● TASK BRIEF
In full and without alteration, write out the lines below.

- - - - -

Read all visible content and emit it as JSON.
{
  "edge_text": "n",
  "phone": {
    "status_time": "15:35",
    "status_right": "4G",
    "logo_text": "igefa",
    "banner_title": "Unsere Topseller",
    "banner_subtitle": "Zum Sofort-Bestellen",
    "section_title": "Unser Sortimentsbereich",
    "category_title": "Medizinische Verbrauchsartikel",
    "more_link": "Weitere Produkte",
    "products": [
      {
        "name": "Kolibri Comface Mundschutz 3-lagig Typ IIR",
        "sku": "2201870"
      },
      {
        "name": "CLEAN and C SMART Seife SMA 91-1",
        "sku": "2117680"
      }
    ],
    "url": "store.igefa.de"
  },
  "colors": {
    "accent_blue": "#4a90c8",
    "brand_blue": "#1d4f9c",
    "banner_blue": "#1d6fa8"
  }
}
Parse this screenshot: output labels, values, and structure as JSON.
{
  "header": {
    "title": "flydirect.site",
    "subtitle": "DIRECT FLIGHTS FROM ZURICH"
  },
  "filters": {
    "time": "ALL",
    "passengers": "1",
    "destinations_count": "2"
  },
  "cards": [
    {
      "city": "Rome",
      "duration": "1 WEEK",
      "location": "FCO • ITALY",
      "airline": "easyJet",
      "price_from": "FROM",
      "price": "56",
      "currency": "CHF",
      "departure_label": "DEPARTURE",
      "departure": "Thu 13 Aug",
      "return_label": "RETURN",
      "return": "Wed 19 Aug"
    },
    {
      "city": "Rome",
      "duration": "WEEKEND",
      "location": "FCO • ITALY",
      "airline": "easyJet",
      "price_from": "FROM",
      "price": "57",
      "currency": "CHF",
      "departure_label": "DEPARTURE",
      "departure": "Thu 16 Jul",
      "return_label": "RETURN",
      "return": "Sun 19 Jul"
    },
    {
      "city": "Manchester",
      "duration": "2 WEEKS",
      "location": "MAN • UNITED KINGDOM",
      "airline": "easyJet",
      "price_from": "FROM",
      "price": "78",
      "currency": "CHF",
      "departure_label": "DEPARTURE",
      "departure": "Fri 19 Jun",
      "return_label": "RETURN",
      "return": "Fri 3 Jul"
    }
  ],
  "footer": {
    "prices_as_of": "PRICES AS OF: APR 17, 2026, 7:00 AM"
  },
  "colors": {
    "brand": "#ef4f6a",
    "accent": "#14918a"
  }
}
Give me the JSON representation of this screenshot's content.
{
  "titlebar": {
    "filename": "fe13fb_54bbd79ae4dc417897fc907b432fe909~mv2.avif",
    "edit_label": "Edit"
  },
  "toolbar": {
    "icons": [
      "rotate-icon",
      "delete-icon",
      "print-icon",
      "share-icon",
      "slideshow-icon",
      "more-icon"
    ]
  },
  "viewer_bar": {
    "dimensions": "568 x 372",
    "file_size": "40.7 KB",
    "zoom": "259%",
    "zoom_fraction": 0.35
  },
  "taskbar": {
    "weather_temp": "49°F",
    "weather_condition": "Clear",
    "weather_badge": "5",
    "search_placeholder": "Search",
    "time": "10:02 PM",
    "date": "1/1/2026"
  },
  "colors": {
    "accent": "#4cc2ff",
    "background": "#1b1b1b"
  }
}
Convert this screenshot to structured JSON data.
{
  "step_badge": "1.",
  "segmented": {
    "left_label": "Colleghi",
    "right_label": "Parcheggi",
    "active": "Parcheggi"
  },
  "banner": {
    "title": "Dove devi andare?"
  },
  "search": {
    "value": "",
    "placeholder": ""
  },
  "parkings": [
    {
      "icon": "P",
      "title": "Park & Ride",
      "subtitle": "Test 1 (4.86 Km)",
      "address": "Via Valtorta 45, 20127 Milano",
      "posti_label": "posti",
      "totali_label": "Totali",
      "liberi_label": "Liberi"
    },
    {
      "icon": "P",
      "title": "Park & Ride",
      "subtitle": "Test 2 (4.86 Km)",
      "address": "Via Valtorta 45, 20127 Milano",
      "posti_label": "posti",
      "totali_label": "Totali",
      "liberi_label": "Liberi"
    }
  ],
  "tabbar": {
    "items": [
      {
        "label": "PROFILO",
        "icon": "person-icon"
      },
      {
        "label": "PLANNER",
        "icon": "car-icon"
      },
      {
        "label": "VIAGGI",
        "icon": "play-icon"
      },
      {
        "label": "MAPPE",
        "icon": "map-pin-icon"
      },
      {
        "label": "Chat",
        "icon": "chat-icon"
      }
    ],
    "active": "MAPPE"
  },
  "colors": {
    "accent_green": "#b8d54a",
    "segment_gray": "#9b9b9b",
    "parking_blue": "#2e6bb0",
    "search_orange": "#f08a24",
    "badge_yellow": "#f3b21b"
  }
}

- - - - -

● SOLUTION TO THE PROBLEM
Read all visible content and emit it as JSON.
{
  "edge_text": "n",
  "phone": {
    "status_time": "15:35",
    "status_right": "4G",
    "logo_text": "igefa",
    "banner_title": "Unsere Topseller",
    "banner_subtitle": "Zum Sofort-Bestellen",
    "section_title": "Unser Sortimentsbereich",
    "category_title": "Medizinische Verbrauchsartikel",
    "more_link": "Weitere Produkte",
    "products": [
      {
        "name": "Kolibri Comface Mundschutz 3-lagig Typ IIR",
        "sku": "2201870"
      },
      {
        "name": "CLEAN and C SMART Seife SMA 91-1",
        "sku": "2117680"
      }
    ],
    "url": "store.igefa.de"
  },
  "colors": {
    "accent_blue": "#4a90c8",
    "brand_blue": "#1d4f9c",
    "banner_blue": "#1d6fa8"
  }
}
Parse this screenshot: output labels, values, and structure as JSON.
{
  "header": {
    "title": "flydirect.site",
    "subtitle": "DIRECT FLIGHTS FROM ZURICH"
  },
  "filters": {
    "time": "ALL",
    "passengers": "1",
    "destinations_count": "2"
  },
  "cards": [
    {
      "city": "Rome",
      "duration": "1 WEEK",
      "location": "FCO • ITALY",
      "airline": "easyJet",
      "price_from": "FROM",
      "price": "56",
      "currency": "CHF",
      "departure_label": "DEPARTURE",
      "departure": "Thu 13 Aug",
      "return_label": "RETURN",
      "return": "Wed 19 Aug"
    },
    {
      "city": "Rome",
      "duration": "WEEKEND",
      "location": "FCO • ITALY",
      "airline": "easyJet",
      "price_from": "FROM",
      "price": "57",
      "currency": "CHF",
      "departure_label": "DEPARTURE",
      "departure": "Thu 16 Jul",
      "return_label": "RETURN",
      "return": "Sun 19 Jul"
    },
    {
      "city": "Manchester",
      "duration": "2 WEEKS",
      "location": "MAN • UNITED KINGDOM",
      "airline": "easyJet",
      "price_from": "FROM",
      "price": "78",
      "currency": "CHF",
      "departure_label": "DEPARTURE",
      "departure": "Fri 19 Jun",
      "return_label": "RETURN",
      "return": "Fri 3 Jul"
    }
  ],
  "footer": {
    "prices_as_of": "PRICES AS OF: APR 17, 2026, 7:00 AM"
  },
  "colors": {
    "brand": "#ef4f6a",
    "accent": "#14918a"
  }
}
Give me the JSON representation of this screenshot's content.
{
  "titlebar": {
    "filename": "fe13fb_54bbd79ae4dc417897fc907b432fe909~mv2.avif",
    "edit_label": "Edit"
  },
  "toolbar": {
    "icons": [
      "rotate-icon",
      "delete-icon",
      "print-icon",
      "share-icon",
      "slideshow-icon",
      "more-icon"
    ]
  },
  "viewer_bar": {
    "dimensions": "568 x 372",
    "file_size": "40.7 KB",
    "zoom": "259%",
    "zoom_fraction": 0.35
  },
  "taskbar": {
    "weather_temp": "49°F",
    "weather_condition": "Clear",
    "weather_badge": "5",
    "search_placeholder": "Search",
    "time": "10:02 PM",
    "date": "1/1/2026"
  },
  "colors": {
    "accent": "#4cc2ff",
    "background": "#1b1b1b"
  }
}
Convert this screenshot to structured JSON data.
{
  "step_badge": "1.",
  "segmented": {
    "left_label": "Colleghi",
    "right_label": "Parcheggi",
    "active": "Parcheggi"
  },
  "banner": {
    "title": "Dove devi andare?"
  },
  "search": {
    "value": "",
    "placeholder": ""
  },
  "parkings": [
    {
      "icon": "P",
      "title": "Park & Ride",
      "subtitle": "Test 1 (4.86 Km)",
      "address": "Via Valtorta 45, 20127 Milano",
      "posti_label": "posti",
      "totali_label": "Totali",
      "liberi_label": "Liberi"
    },
    {
      "icon": "P",
      "title": "Park & Ride",
      "subtitle": "Test 2 (4.86 Km)",
      "address": "Via Valtorta 45, 20127 Milano",
      "posti_label": "posti",
      "totali_label": "Totali",
      "liberi_label": "Liberi"
    }
  ],
  "tabbar": {
    "items": [
      {
        "label": "PROFILO",
        "icon": "person-icon"
      },
      {
        "label": "PLANNER",
        "icon": "car-icon"
      },
      {
        "label": "VIAGGI",
        "icon": "play-icon"
      },
      {
        "label": "MAPPE",
        "icon": "map-pin-icon"
      },
      {
        "label": "Chat",
        "icon": "chat-icon"
      }
    ],
    "active": "MAPPE"
  },
  "colors": {
    "accent_green": "#b8d54a",
    "segment_gray": "#9b9b9b",
    "parking_blue": "#2e6bb0",
    "search_orange": "#f08a24",
    "badge_yellow": "#f3b21b"
  }
}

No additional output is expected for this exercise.